Recently in 2. Regional Specialization: A Solution? Category

Regional Specialization: A Solution?

Chapter 2:

Chapter 2 explores the theory of specialization and comparative advantage.  Economic theory suggests that specialization increases productivity.  Does this apply to education or Extension Educators?  A review of the literature shows that many economists and extension leaders think it does.  A review of the initial steps by Extension Services to encourage specialization suggests that few, if any, states have found the institutional arrangements needed to encourage specialization.

Updates since book publication:

Iowa State University Extension's 2009 Restructuring

Iowa State University announced a new regional model in the spring of 2009.  The new Iowa model has some features which are the same as the Minnesota model and some that appear different.  Similar to the Minnesota model, counties can purchase local positions but have to pay the full cost rather than getting a major portion covered by the state Extension office.  All of the state and federal funds go to fund "program specialists," which includes both specialized field educators and campus faculty.  The program specialists work over multi-county regions and/or the entire state. Unlike Minnesota, there are no regional offices.  The field program specialists have virtual offices, with some also using county offices.

For a more detailed description of these changes see:   

Comments:   Has your state taken steps to encourage regionalization and/or specialization?  If so, what are they?  Are there any research reports or journal articles about the effectiveness of these new arrangements? 

About this Archive

This page is an archive of recent entries in the 2. Regional Specialization: A Solution? category.

1. Extension's Money and Mission Crisis is the previous category.

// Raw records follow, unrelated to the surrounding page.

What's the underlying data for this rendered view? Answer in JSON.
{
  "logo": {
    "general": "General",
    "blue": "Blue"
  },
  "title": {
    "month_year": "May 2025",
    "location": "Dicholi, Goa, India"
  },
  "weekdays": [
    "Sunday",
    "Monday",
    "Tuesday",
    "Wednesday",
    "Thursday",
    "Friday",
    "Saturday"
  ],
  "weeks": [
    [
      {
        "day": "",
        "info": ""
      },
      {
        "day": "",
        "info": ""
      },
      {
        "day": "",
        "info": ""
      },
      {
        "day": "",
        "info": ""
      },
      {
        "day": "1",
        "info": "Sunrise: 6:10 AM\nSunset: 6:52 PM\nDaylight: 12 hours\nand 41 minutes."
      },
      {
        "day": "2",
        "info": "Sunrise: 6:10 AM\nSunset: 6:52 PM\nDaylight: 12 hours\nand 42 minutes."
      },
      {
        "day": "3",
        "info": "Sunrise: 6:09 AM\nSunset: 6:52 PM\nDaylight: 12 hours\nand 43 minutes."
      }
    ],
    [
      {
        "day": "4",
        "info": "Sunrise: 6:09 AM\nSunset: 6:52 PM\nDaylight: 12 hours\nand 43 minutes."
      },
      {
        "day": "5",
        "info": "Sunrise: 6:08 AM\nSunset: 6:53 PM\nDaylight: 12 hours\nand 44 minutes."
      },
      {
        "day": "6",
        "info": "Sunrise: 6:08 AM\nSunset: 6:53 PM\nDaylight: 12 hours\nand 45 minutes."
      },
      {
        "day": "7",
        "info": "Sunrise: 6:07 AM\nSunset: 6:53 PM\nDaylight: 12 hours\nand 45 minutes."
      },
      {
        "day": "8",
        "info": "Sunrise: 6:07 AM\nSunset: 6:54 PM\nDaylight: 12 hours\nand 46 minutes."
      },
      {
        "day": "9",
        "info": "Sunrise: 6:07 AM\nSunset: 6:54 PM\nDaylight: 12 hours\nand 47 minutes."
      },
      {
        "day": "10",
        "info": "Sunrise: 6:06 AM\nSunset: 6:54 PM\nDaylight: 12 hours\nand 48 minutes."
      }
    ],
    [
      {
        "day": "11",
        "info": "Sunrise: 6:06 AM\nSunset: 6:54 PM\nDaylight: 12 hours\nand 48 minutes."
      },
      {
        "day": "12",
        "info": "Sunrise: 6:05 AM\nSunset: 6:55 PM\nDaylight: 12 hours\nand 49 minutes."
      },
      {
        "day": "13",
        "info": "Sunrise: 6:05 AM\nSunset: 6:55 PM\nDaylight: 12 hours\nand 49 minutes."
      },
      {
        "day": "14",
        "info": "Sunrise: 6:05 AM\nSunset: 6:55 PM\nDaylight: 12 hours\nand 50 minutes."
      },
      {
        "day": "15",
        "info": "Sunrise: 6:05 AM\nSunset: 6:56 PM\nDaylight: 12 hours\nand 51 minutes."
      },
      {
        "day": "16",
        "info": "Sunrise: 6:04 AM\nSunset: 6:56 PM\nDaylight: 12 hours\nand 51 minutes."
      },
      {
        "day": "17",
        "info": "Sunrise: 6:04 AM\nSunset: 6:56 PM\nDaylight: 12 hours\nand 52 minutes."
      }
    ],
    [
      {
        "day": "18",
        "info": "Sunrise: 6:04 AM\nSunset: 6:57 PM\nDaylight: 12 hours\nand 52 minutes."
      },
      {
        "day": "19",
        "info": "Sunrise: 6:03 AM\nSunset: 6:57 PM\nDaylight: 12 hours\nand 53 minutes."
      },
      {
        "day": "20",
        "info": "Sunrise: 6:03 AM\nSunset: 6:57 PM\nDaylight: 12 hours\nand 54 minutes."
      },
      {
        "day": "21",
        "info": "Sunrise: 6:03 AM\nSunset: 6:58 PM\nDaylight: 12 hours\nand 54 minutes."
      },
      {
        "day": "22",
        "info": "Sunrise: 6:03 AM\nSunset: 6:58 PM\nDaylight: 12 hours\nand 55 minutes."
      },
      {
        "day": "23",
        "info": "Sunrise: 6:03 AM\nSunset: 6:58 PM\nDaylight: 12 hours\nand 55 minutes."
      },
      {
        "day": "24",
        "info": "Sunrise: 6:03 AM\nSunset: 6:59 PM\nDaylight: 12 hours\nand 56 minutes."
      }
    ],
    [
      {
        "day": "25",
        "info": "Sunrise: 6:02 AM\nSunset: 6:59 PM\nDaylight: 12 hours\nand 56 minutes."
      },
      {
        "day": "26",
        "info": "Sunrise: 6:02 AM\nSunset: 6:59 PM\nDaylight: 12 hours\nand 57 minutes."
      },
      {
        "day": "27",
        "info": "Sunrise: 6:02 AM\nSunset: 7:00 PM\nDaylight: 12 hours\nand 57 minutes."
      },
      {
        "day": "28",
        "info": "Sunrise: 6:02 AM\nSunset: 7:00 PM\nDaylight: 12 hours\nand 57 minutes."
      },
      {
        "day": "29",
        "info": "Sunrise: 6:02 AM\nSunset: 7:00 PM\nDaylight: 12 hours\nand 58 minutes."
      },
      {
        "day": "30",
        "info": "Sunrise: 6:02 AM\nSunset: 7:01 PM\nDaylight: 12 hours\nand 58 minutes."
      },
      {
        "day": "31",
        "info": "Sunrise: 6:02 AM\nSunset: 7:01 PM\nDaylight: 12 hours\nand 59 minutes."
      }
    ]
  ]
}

New Book: The Minnesota Response is the next category.

Find recent content on the main index or look in the archives to find all content.